Data records for software interfaces
§
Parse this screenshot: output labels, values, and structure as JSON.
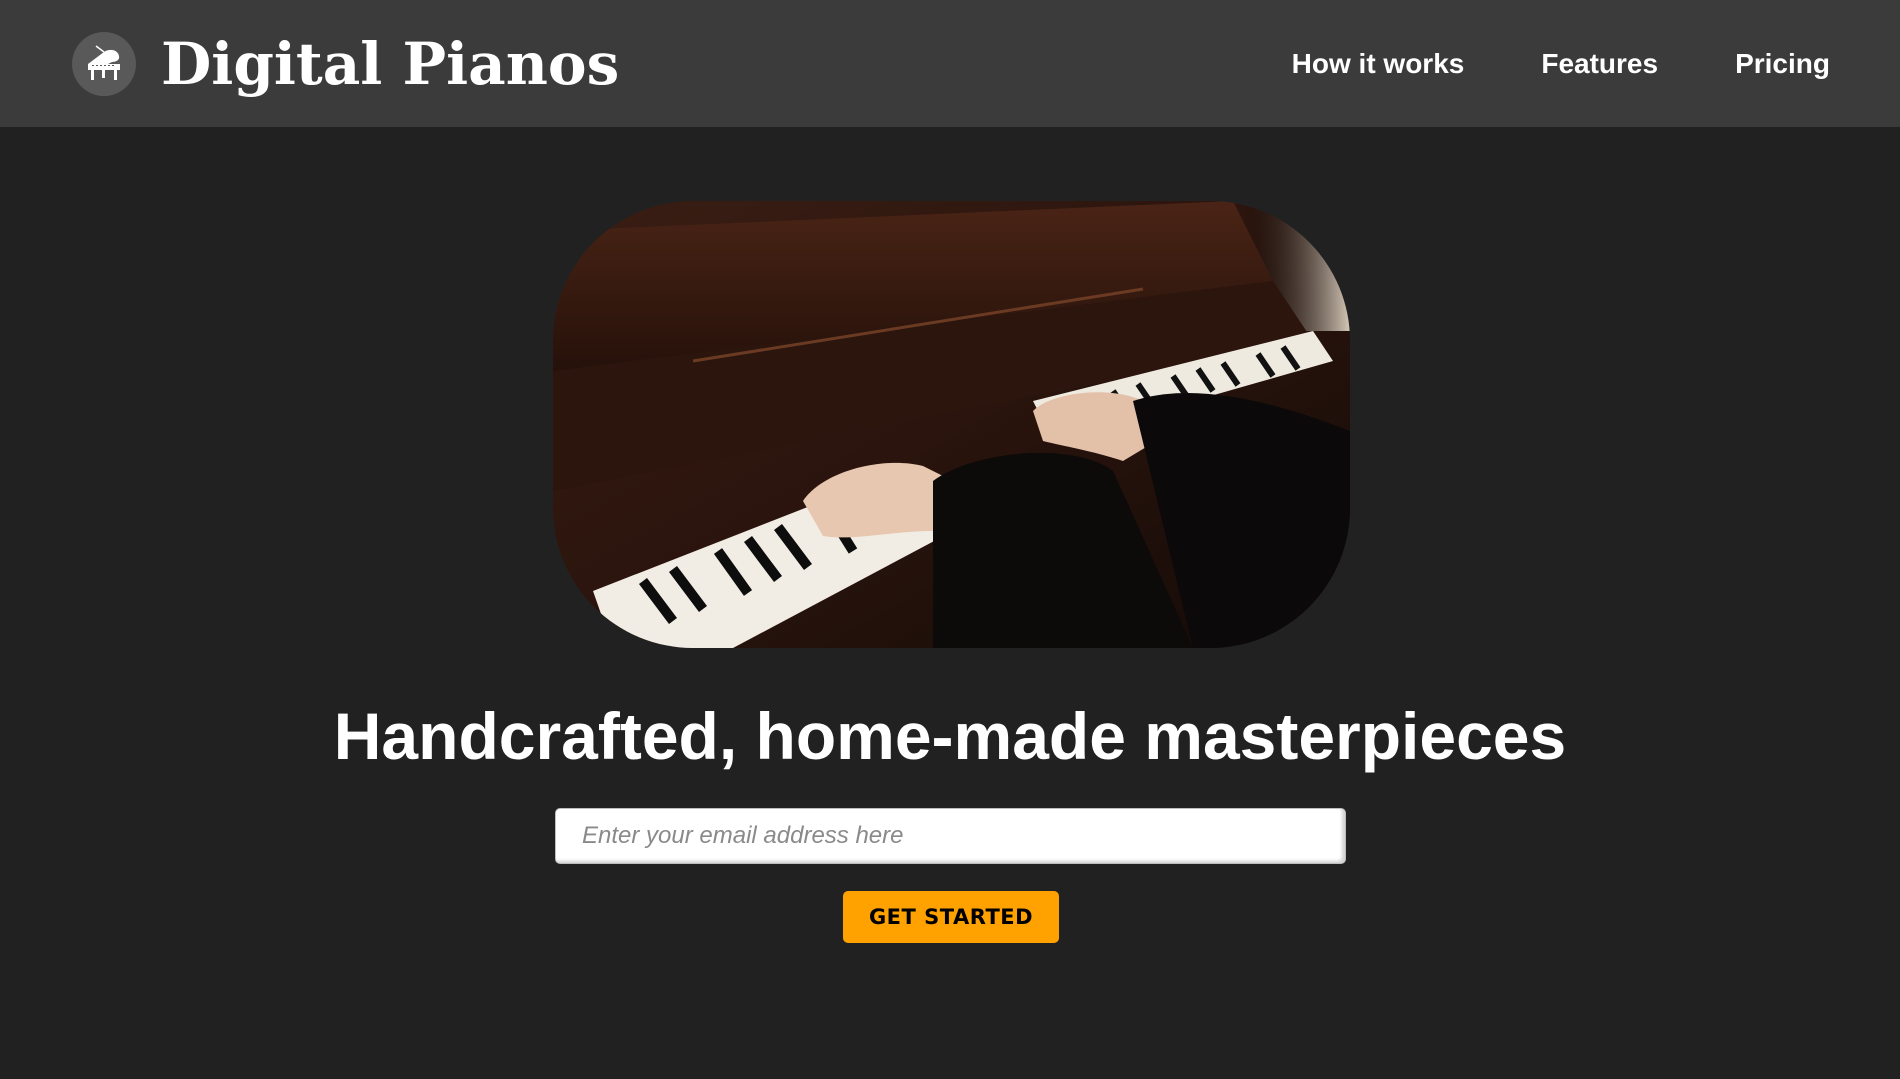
{
  "header": {
    "brand": "Digital Pianos",
    "logo_icon": "grand-piano-icon",
    "nav": [
      {
        "label": "How it works"
      },
      {
        "label": "Features"
      },
      {
        "label": "Pricing"
      }
    ]
  },
  "hero": {
    "image_icon": "piano-hands-photo",
    "headline": "Handcrafted, home-made masterpieces",
    "email_placeholder": "Enter your email address here",
    "cta_label": "GET STARTED"
  },
  "colors": {
    "page_bg": "#212121",
    "header_bg": "#3b3b3b",
    "accent": "#ffa200"
  }
}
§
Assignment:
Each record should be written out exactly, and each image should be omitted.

Response below:
Parse this screenshot: output labels, values, and structure as JSON.
{
  "header": {
    "brand": "Digital Pianos",
    "logo_icon": "grand-piano-icon",
    "nav": [
      {
        "label": "How it works"
      },
      {
        "label": "Features"
      },
      {
        "label": "Pricing"
      }
    ]
  },
  "hero": {
    "image_icon": "piano-hands-photo",
    "headline": "Handcrafted, home-made masterpieces",
    "email_placeholder": "Enter your email address here",
    "cta_label": "GET STARTED"
  },
  "colors": {
    "page_bg": "#212121",
    "header_bg": "#3b3b3b",
    "accent": "#ffa200"
  }
}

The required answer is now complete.